TASK PROMPT: Select and reproduce each line of the listing below that bears the string "Orders".

====================

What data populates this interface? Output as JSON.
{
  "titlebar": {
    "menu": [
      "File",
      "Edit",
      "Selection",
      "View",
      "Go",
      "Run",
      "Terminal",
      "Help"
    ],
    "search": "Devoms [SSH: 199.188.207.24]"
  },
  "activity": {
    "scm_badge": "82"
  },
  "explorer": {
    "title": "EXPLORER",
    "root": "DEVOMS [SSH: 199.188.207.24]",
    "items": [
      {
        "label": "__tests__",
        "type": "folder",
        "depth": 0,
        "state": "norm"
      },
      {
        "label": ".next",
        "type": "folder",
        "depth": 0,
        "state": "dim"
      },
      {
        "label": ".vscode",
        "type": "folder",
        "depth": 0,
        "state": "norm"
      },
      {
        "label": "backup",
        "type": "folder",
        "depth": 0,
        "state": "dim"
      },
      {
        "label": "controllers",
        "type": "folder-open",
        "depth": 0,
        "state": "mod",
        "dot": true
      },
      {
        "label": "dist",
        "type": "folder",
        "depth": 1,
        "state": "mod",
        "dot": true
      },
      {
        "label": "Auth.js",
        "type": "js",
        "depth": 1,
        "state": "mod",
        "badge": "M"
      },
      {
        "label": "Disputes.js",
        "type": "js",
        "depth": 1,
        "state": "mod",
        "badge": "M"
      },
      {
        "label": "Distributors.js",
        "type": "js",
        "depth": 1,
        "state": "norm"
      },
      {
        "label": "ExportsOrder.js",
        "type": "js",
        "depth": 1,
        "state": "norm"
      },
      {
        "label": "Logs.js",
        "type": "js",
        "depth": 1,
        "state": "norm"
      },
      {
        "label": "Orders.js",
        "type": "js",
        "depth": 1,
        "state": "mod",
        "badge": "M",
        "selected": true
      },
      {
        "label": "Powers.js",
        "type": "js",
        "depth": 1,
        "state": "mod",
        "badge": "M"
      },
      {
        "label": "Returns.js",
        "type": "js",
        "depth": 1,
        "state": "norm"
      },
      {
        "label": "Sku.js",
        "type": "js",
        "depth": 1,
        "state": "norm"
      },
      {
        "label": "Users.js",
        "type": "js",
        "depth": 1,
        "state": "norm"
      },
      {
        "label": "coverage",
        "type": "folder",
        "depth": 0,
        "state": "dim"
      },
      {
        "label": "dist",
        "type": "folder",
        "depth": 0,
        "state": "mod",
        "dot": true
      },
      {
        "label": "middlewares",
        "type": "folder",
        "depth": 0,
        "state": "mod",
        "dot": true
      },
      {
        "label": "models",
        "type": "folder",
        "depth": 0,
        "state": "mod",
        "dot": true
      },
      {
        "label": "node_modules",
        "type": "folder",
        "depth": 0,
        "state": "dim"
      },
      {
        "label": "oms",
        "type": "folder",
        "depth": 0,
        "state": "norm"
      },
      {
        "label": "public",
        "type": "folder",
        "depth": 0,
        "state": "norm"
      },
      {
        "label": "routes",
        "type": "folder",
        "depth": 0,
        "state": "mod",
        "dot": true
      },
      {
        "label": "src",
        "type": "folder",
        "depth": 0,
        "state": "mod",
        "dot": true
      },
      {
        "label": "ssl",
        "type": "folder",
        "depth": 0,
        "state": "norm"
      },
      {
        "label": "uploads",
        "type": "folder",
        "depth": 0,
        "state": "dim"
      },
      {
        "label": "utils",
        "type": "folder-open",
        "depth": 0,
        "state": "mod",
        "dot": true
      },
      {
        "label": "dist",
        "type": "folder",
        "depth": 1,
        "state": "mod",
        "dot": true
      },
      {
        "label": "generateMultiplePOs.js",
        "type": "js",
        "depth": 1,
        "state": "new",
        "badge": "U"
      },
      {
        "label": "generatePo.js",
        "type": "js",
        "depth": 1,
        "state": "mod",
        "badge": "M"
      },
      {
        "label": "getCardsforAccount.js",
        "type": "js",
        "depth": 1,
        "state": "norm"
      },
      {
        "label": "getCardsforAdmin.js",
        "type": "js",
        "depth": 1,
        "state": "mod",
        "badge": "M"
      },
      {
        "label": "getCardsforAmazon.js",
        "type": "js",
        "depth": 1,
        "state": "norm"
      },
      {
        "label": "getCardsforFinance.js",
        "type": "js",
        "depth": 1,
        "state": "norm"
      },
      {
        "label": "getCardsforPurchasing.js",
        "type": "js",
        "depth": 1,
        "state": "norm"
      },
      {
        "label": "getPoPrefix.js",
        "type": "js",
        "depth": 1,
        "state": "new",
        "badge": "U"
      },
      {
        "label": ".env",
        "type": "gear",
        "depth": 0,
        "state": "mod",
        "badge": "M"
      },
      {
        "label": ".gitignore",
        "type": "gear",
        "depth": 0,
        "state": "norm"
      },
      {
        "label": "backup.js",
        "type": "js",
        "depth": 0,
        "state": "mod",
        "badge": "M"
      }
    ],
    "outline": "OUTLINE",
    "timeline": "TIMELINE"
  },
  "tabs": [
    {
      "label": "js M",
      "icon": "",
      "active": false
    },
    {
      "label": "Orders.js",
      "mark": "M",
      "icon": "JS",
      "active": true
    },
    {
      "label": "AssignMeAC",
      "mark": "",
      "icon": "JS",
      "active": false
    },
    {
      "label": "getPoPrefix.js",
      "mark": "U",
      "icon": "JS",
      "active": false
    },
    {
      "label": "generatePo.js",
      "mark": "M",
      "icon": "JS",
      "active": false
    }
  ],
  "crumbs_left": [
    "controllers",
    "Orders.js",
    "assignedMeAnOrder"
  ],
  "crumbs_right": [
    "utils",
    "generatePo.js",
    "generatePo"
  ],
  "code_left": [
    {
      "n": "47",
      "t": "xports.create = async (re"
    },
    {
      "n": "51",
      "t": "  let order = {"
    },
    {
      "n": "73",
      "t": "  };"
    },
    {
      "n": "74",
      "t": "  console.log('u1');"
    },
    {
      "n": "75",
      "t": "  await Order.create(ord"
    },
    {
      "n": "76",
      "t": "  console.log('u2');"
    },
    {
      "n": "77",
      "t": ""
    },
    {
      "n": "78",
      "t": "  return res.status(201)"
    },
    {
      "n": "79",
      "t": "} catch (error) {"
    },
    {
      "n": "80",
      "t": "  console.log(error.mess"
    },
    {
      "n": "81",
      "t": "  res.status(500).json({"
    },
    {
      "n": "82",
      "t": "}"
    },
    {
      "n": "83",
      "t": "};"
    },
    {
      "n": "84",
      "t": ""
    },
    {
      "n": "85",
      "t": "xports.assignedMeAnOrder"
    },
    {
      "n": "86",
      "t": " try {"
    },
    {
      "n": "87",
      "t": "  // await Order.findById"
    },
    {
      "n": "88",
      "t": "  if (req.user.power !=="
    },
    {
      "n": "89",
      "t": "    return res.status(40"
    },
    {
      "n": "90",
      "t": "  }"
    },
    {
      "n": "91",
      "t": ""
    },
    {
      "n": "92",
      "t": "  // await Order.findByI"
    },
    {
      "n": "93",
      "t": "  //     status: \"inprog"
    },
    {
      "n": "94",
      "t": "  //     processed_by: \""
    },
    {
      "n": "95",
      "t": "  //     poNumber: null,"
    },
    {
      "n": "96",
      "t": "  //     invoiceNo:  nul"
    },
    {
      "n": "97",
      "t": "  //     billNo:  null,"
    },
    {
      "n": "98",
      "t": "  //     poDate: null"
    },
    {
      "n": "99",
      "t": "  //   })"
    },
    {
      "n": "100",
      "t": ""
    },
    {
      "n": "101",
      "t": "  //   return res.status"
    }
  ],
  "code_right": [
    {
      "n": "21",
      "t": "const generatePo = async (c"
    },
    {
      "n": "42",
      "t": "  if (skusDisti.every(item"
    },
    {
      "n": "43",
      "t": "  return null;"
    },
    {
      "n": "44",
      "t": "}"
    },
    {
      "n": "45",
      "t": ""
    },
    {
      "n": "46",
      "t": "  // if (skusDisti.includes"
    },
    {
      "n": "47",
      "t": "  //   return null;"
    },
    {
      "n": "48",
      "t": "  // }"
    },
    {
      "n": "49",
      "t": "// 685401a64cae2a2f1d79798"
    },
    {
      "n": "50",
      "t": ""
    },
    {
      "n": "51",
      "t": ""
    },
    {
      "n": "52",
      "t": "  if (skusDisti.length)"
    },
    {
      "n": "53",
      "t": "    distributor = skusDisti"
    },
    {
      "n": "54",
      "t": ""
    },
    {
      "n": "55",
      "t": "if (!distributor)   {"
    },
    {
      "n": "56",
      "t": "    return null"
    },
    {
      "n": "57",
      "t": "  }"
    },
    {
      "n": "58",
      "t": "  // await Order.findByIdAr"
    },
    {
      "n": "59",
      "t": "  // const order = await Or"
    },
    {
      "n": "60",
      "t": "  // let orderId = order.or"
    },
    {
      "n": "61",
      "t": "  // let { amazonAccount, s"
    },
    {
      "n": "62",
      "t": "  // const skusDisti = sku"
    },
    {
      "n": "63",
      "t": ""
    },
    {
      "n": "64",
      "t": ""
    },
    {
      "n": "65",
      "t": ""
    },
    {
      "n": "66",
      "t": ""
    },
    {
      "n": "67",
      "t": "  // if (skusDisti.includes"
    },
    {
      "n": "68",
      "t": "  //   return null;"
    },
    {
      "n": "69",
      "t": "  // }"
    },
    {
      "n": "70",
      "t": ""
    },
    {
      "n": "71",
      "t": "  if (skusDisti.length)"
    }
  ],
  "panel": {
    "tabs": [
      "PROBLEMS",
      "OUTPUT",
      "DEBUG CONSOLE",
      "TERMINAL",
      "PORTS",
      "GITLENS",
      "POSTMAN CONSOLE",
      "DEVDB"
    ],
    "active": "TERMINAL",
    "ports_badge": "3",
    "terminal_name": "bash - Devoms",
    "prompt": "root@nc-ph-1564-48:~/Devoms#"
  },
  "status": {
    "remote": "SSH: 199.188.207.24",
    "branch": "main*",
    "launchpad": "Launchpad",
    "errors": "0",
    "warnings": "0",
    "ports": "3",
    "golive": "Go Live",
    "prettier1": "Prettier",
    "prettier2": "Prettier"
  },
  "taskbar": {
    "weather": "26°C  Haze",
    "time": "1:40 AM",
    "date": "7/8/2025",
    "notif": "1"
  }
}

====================

OUTPUT:
        "label": "Orders.js",
      "label": "Orders.js",
    "Orders.js",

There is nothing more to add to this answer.